The first release of the open source ONAP code, largely based on AT&T’s inhouse development ECOMP, will be available on November 16, aiming to simplify management and orchestration (MANO) of virtualized telco networks.
However, though it is being supported by operators such as Orange and Bell Canada, it also has its critics, some of them backing its main rival, ETSI’s Open Source MANO (OSM). Telefonica has been a significant contributor to OSM, though it was recently reported to be close to joining ONAP too, which would be a valuable step towards avoiding fragmentation in this vital area of software.
ONAP’s critics claim the first release will not be usable in production networks and will lack that level of stability until its third or fourth version.
Arash Ashouriha, deputy CTO at Deutsche Telekom (not an ONAP member), told the recent SDN/NFV Congress in The Hague: “A big proportion of the industry has converged toward ONAP but there is still a long way to go because the full industry is not part of it and the first release is not fully usable.”
This is despite the fact that supporters such as Orange said they were supporting ONAP because so much of its code had already been used in anger within AT&T, giving it a level of real world credibility that was lacking in some open source platforms.
The first ONAP release, codenamed Amsterdam, will support three network functions or services – a virtual firewall (vFW), virtual CPE and a VoLTE service running on a virtual evolved packet core (vEPC).

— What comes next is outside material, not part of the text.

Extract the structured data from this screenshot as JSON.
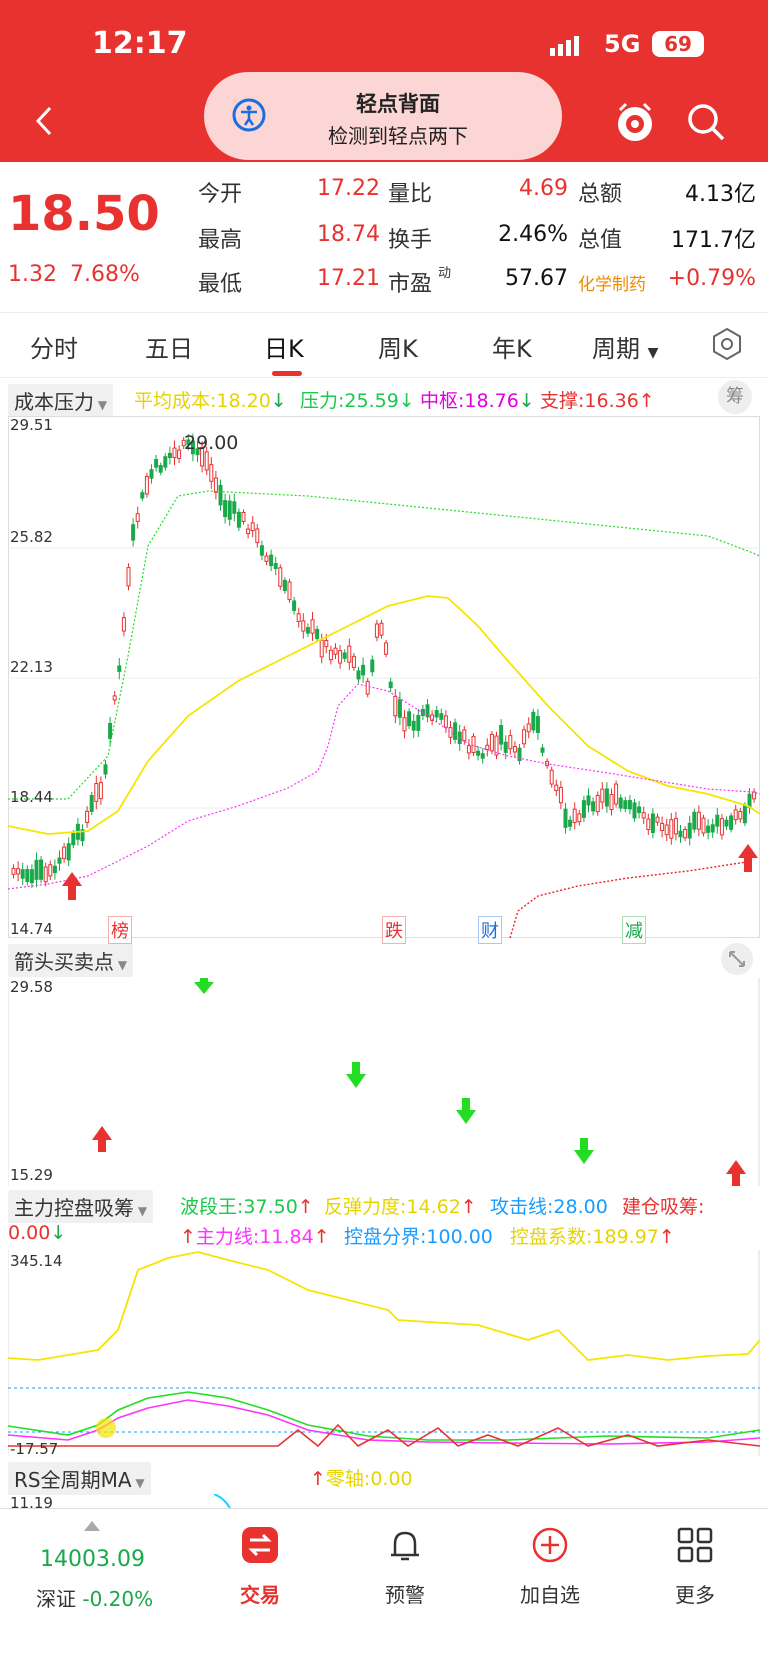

Bell Canada stated: “As a member of ONAP, we look forward to working with our international partners to begin the implementation of Version 1 later this year. We also look forward to the integration of the ONAP Operations Manager expected in the spring.” That will support the deployment, management and operation of the ONAP platform and its component parts and could be part of Release 2, codenamed Beijing and scheduled for May 24.

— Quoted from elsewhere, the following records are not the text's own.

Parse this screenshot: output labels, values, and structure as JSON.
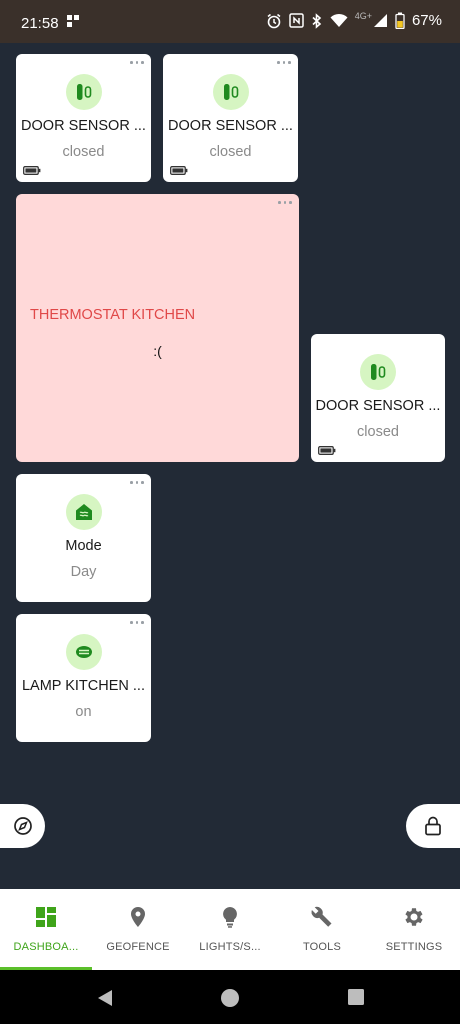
{
  "status_bar": {
    "time": "21:58",
    "network_label": "4G+",
    "battery_percent": "67%",
    "icons": [
      "alarm-icon",
      "nfc-icon",
      "bluetooth-icon",
      "wifi-icon",
      "cell-signal-icon",
      "battery-icon"
    ]
  },
  "tiles": {
    "door_sensor_1": {
      "title": "DOOR SENSOR ...",
      "value": "closed",
      "icon": "door-sensor-icon"
    },
    "door_sensor_2": {
      "title": "DOOR SENSOR ...",
      "value": "closed",
      "icon": "door-sensor-icon"
    },
    "thermostat": {
      "title": "THERMOSTAT KITCHEN",
      "error_text": ":("
    },
    "door_sensor_3": {
      "title": "DOOR SENSOR ...",
      "value": "closed",
      "icon": "door-sensor-icon"
    },
    "mode": {
      "title": "Mode",
      "value": "Day",
      "icon": "home-mode-icon"
    },
    "lamp": {
      "title": "LAMP KITCHEN ...",
      "value": "on",
      "icon": "lamp-icon"
    }
  },
  "fabs": {
    "left_icon": "compass-icon",
    "right_icon": "lock-icon"
  },
  "bottom_nav": {
    "active": "dashboard",
    "items": [
      {
        "label": "DASHBOA...",
        "icon": "dashboard-icon"
      },
      {
        "label": "GEOFENCE",
        "icon": "location-pin-icon"
      },
      {
        "label": "LIGHTS/S...",
        "icon": "light-bulb-icon"
      },
      {
        "label": "TOOLS",
        "icon": "wrench-icon"
      },
      {
        "label": "SETTINGS",
        "icon": "gear-icon"
      }
    ]
  },
  "colors": {
    "background": "#222a36",
    "accent": "#3fa41a",
    "icon_bg": "#d6f5c2",
    "error_bg": "#ffd9d9",
    "error_text": "#e04848"
  }
}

Other ONAP members include the three Chinese telcos plus Hong Kong’s PCCW, India’s Reliance Jio, Orange, Vodafone UK and VEON of Russia.

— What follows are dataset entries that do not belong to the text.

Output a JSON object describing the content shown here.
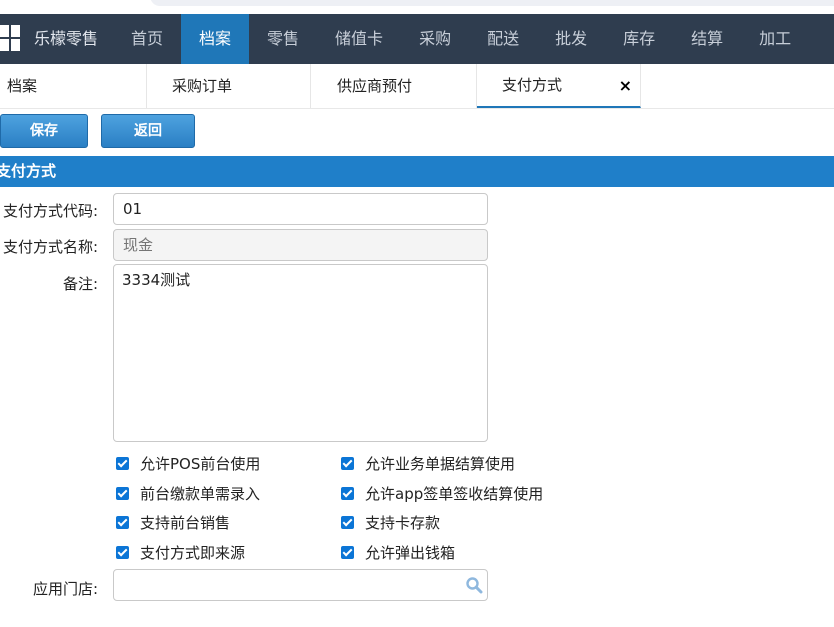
{
  "app": {
    "brand": "乐檬零售"
  },
  "nav": {
    "items": [
      "首页",
      "档案",
      "零售",
      "储值卡",
      "采购",
      "配送",
      "批发",
      "库存",
      "结算",
      "加工"
    ],
    "active_index": 1
  },
  "tabs": [
    {
      "label": "档案"
    },
    {
      "label": "采购订单"
    },
    {
      "label": "供应商预付"
    },
    {
      "label": "支付方式",
      "active": true,
      "close": "×"
    }
  ],
  "toolbar": {
    "save_label": "保存",
    "back_label": "返回"
  },
  "section": {
    "title": "支付方式"
  },
  "form": {
    "code_label": "支付方式代码:",
    "code_value": "01",
    "name_label": "支付方式名称:",
    "name_placeholder": "现金",
    "remark_label": "备注:",
    "remark_value": "3334测试",
    "store_label": "应用门店:",
    "store_value": ""
  },
  "checkboxes": [
    {
      "label": "允许POS前台使用",
      "checked": true
    },
    {
      "label": "允许业务单据结算使用",
      "checked": true
    },
    {
      "label": "前台缴款单需录入",
      "checked": true
    },
    {
      "label": "允许app签单签收结算使用",
      "checked": true
    },
    {
      "label": "支持前台销售",
      "checked": true
    },
    {
      "label": "支持卡存款",
      "checked": true
    },
    {
      "label": "支付方式即来源",
      "checked": true
    },
    {
      "label": "允许弹出钱箱",
      "checked": true
    }
  ],
  "colors": {
    "nav_bg": "#2f3d4f",
    "accent": "#1f77b8",
    "section_bg": "#1f7fc9",
    "checkbox": "#0b75d6"
  },
  "icons": {
    "logo": "windows-grid-icon",
    "close": "close-icon",
    "search": "search-icon"
  }
}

One issue is the sheer volume of ONAP code – about 10m lines of seed code, covering about 30 projects with multiple vendors either within ECOMP or the China Mobile OPEN-O system, which is also part of the platform. Others cite the heavy influence of large vendors like Huawei and Amdocs – when a truly open, multivendor environment is one of the key goals of virtualization for many operators. Another criticism is that ETSI OSM will provide a more collective, and more structured, platform based around a common information model, which will make it easier to mix and match code from different sources.
According to LightReading, ONAP members are losing hope of a multivendor framework. “I’ll see pigs fly out of one of my private parts before we all agree on a common data model,” David Hughes, VP of IP engineering for PCCW, told the paper’s recent OSS event, adding that it was “probably an exercise in futility in getting NFV vendors to come up with the same interfaces.”